Through using 15N isotopic tracer, we were able to answer questions that could not be answered on our on-farm cover crop trials in which we were measuring changes in amounts of deep soil mineral N. The 15N tracer allowed us to determine that cover crops were in fact capturing N from deep soil layers by December, and to evaluate the percent recovery of N by cover crops at various soil depths. The field setting of the experiment made it challenging to assess the cycling of N from cover crops to corn using the 15N methods. A more controlled 15N laboratory study is recommended to increase the understanding of the fate of N captured by the cover crops (e.g., whether it is taken up by the following crop, immobilized, released into soil, denitrified, etc).

We now have solid evidence that radish, rye, radish + rye, and radish + rye + clover cover crops do capture substantial deep soil N, if they are planted by early September.
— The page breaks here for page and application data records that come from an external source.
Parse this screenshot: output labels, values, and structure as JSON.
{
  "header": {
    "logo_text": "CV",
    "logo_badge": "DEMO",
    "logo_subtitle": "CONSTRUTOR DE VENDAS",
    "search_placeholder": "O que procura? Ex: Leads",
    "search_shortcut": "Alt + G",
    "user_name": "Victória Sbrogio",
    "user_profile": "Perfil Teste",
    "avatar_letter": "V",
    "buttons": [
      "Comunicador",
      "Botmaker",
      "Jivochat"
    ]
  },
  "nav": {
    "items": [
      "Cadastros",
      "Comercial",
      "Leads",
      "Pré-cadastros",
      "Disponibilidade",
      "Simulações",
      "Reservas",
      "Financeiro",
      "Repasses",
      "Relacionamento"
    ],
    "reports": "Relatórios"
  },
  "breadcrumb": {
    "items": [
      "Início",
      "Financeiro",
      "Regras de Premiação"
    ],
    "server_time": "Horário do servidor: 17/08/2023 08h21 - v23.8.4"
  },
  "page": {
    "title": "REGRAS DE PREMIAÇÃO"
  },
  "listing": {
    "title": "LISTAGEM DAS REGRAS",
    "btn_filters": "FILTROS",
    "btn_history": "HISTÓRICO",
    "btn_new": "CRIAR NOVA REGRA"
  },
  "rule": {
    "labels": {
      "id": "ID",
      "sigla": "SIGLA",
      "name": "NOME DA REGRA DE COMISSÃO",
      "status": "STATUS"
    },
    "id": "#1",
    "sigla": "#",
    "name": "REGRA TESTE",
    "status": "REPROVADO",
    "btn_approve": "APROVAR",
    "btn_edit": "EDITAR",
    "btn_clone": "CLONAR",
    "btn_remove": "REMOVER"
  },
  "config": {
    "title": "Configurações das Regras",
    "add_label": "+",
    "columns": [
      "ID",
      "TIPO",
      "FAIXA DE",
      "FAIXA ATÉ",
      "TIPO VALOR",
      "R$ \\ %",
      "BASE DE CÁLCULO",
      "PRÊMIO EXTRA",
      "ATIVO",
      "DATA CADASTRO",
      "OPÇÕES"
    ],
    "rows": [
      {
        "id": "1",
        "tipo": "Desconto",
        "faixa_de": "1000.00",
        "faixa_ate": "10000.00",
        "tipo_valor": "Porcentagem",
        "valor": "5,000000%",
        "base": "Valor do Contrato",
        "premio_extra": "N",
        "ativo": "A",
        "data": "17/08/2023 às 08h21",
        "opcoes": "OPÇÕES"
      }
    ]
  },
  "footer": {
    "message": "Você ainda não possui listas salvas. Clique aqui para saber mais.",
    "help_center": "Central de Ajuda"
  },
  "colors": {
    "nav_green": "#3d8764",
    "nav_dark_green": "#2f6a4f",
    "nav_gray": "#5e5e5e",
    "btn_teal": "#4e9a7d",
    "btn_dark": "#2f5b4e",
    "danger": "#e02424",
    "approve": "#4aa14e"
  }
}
We can confidently recommend that farmers plant early cover crops and that policies be amended to encourage the planting of early cover crops. The most common question/concern we have received from farmers is how to plant cover crops by early September following corn or soybean crops that are not harvested until October. We have an ongoing research project that is addressing this concern. For example, we are investigating systems of interseeding and aerially seeding cover crops into a standing corn or soybean crop. We also receive many questions/concerns about the financial costs or benefits of early cover crops. Future research on approaches to plant cover crop early should include economic analyses.

Any opinions, findings, conclusions, or recommendations expressed in this publication are those of the author(s) and do not necessarily reflect the view of the U.S. Department of Agriculture or SARE.